(Data entries)
######
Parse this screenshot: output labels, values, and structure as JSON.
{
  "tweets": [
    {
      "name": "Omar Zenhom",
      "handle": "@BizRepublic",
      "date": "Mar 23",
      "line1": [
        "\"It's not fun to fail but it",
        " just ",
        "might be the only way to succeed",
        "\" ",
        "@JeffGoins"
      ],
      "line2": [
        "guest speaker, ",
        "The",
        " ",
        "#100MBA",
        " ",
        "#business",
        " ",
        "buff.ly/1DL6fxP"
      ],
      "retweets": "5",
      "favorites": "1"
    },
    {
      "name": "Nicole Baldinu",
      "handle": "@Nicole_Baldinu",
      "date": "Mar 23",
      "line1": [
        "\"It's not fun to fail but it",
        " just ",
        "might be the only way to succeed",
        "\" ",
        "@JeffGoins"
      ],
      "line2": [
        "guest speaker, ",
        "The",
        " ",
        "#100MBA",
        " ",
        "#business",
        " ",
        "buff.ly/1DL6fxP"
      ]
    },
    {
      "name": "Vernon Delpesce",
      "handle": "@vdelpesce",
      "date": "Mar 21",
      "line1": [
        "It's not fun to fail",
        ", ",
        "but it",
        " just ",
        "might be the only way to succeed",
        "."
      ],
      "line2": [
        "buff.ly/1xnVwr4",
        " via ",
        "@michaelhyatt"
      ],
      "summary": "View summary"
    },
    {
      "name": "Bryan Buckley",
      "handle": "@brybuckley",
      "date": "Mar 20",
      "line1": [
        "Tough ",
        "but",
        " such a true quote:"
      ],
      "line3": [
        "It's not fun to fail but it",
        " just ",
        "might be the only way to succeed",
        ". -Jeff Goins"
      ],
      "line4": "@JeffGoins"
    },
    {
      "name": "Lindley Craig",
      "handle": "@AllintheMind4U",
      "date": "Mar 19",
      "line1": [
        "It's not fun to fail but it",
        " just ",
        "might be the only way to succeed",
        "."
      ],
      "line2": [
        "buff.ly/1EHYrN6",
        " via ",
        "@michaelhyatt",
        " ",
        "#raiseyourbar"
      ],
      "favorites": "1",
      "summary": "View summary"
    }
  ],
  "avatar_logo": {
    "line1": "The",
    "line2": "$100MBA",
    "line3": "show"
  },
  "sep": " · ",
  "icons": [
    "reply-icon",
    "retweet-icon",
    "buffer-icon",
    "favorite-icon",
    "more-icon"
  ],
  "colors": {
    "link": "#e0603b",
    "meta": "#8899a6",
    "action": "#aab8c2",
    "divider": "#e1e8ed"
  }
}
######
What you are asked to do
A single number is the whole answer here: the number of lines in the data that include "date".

Solution to this exercise
5